BAE Systems employees walk together at Roysth naval yard in Rosyth, Scotland.
BAE Systems employees walk together at Roysth naval yard in Rosyth, Scotland.

BAE Systems revealed that the long-awaited Saudi jet deal will mostly be completed in the second half of this year after the London-based company posted lower than expected half-yearly growth.

Company sales for the six months to the end of June stood at £8.4bn (€9.6bn, $12.8bn) falling behind Reuters' forecast of £8.7bn. The group posted a pre-tax profit of £529m, compared to £575m year-on-year.

"With constraints in many of the group's principal markets, cost reduction continues to be a focus for BAE Systems, to protect margin, enhance competitive advantage and deliver greater affordability for customers," the company said.

Shares in BAE, whose attempt to merge with Franco-German Airbus for $45bn collapsed last year, were among the top 10 risers on the FTSE 100 index. BAE was trading over 2% higher for most of the afternoon session in London.

Saudi Jet Deal

The Saudi jet deal, which is being carried out under Riyadh's Salam programme, was previously said to be worth £4.5bn. It was first announced in 2007 but was placed on hold due to pricing negotiations with Saudi Arabia over the Gulf state's order for 72 jets.

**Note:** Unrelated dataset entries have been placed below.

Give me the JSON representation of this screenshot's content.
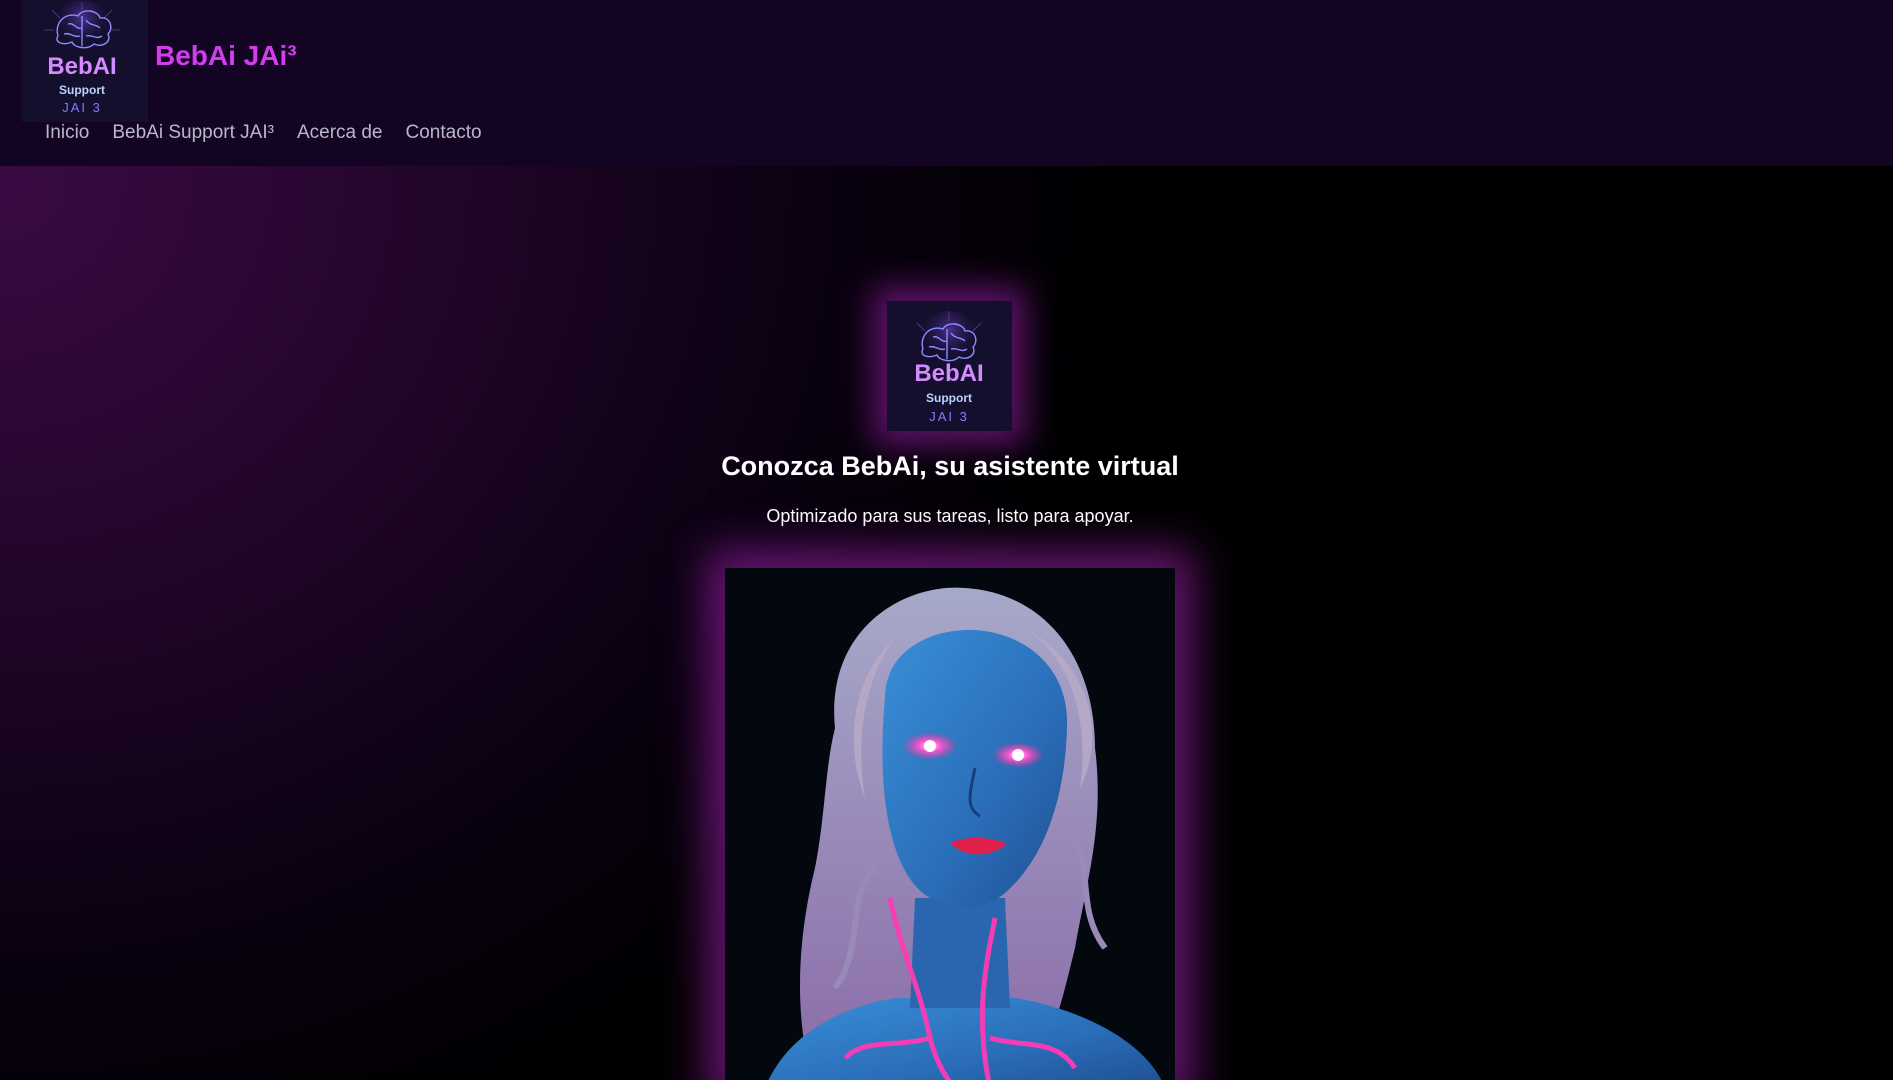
{
  "header": {
    "brand_title": "BebAi JAi³",
    "logo": {
      "name": "BebAI",
      "tagline": "Support",
      "sub": "JAI 3"
    },
    "nav": [
      {
        "label": "Inicio"
      },
      {
        "label": "BebAi Support JAI³"
      },
      {
        "label": "Acerca de"
      },
      {
        "label": "Contacto"
      }
    ]
  },
  "hero": {
    "logo": {
      "name": "BebAI",
      "tagline": "Support",
      "sub": "JAI 3"
    },
    "title": "Conozca BebAi, su asistente virtual",
    "subtitle": "Optimizado para sus tareas, listo para apoyar."
  },
  "colors": {
    "header_bg": "#140424",
    "brand_accent": "#d43cf0",
    "glow": "#c828dc",
    "nav_text": "#b8b8c8"
  },
  "icons": [
    "brain-icon"
  ]
}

"In terms of Salam, we do expect that we will close this out in the second half. There is quite increasing appetite to talk about the next batch of aircraft" BAE chief executive Ian King said, adding that both sides need to finalise the cost of the first batch before moving on to further discussions on any subsequent order.

King, however, said that the Saudi airforce could order between 48 and 72 more planes.

The company has been developing its Saudi business while talks have been progressing, resulting in a £1.8bn contract in June, for follow-up support for the Salam programme.

Given the defence budgets in the US and in Europe, international sales to countries like Saudi Arabia are highly lucrative for BAE. The company earlier said it expected talks on the Saudi deal to be completed by the end of 2012.

Half Yearly Growth

BAE, which previously said it expected "modest growth" in earnings, has repeatedly said that its growth has been affected by the delayed deal.

The underlying earnings per share decreased by 4% whereas the interim dividend increased by 3% to 8.0p per share.

The diluted earnings per share were reported to be 12.6p, slightly down from 12.9p in the same period of 2012.

"This is a challenging environment, but we continue to take the necessary actions to manage the business," King added.

Britain's BAE is part of the conglomerate Airbus and Finmeccanica, which builds the typhoon jet.